The offices make up more than 300,000 square feet across buildings on at least six different streets in Venice. Snap employees pick up breakfast at the cafeteria in one building and then walk across the street to their desks. Many of the buildings are shaded between Venice’s famous colonnades, and they’re interspersed with some of the hippest coffee shops and restaurants in Los Angeles.
The lack of one main headquarters office is unusual enough that the company listed it as a risk in its S-1.
…This diffuse structure may prevent us from fostering positive employee morale and encouraging social interaction among our employees and different business units. Moreover, because our office buildings are dispersed throughout the area, we may be unable to adequately oversee employees and business functions…
This spread-out format could not be more different from the typical Silicon Valley office park or San Francisco high-rise. Headquarters likeFacebook‘s Menlo Park campus or Google’s in Mountain View are designed to give employees everything they need so they stay put. From gyms and sushi bars, to dry cleaning (even a dentist at Facebook) there’s no reason to venture outside, which would mean not only stopping work, but giving up an opportunity to collaborate and brainstorm with colleagues.
We don’t have any recent footage from inside Snap’s offices because the company is notoriously secretive. It’s pulled the logos off some of its doors and has a number of security guards outside its buildings, and no windows to peek in.
While being so close to the beach certainly has its appeal — and there’s lower competition for talent — it also has its drawbacks. The company cites Venice as “an enticing location to live,” but warns in its S-1 of “certain disadvantages such as the increased need to recruit remotely and requiring employees to relocate to Venice, California or the Los Angeles area.”

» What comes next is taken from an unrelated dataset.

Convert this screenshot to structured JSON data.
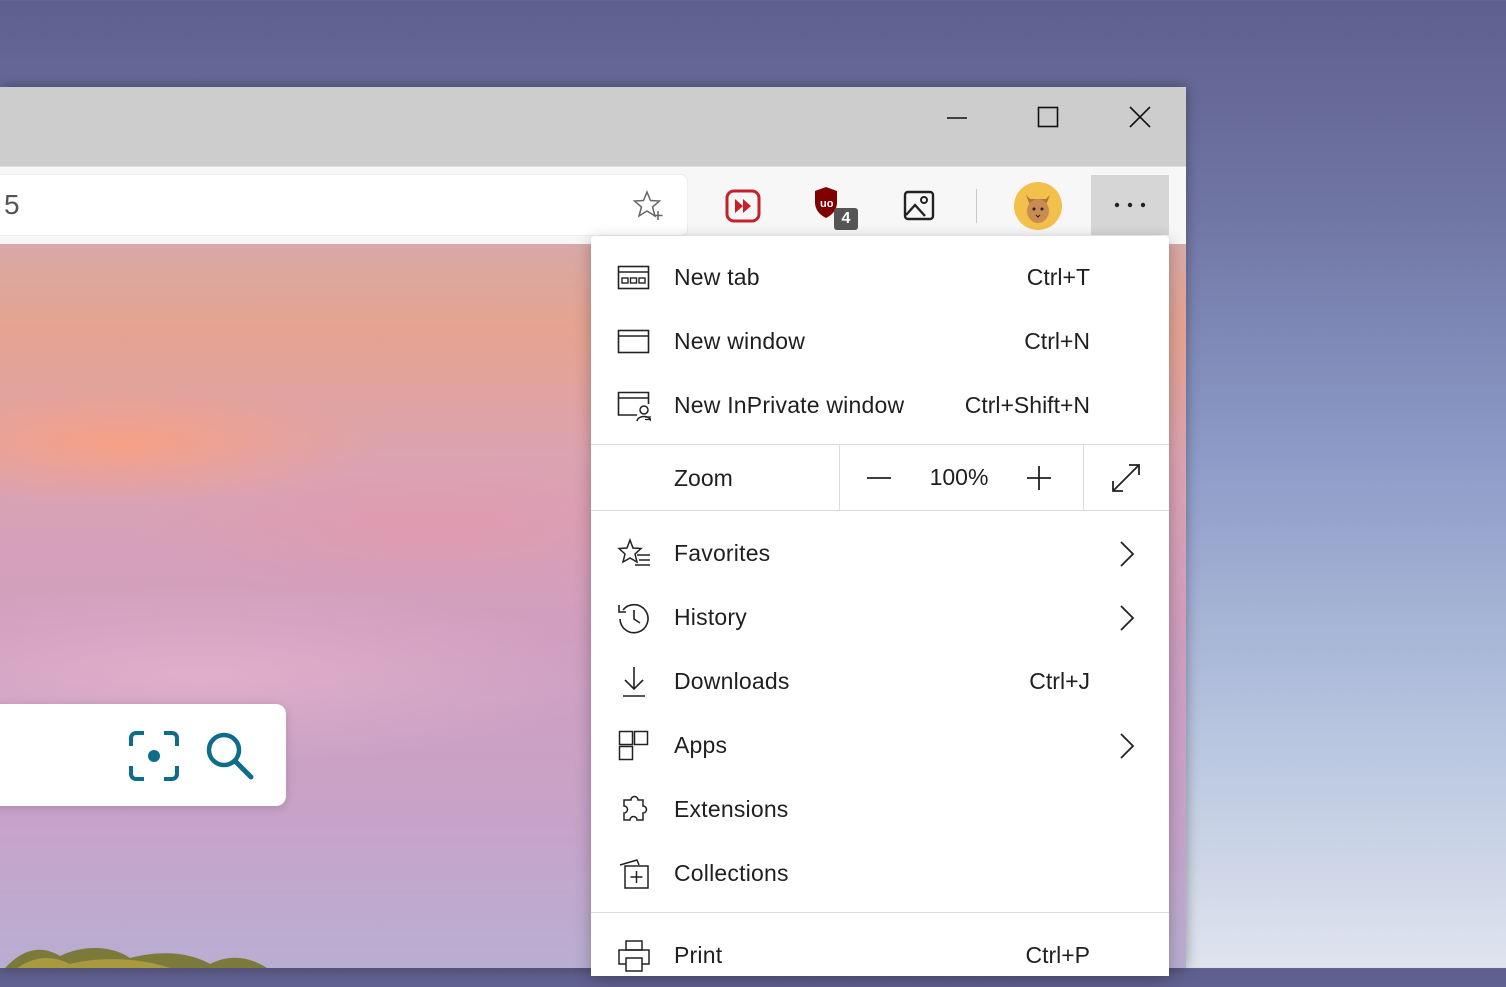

While employees may want to live in Venice, housing is expensive. According to Trulia the median sales price in the area increased 14% in the past year. The price per square foot is just a hair less than Palo Alto and more than 25% higher than in San Francisco. And with real estate inventory tight, that may make it difficult for Snap to find other nearby real estate to expand.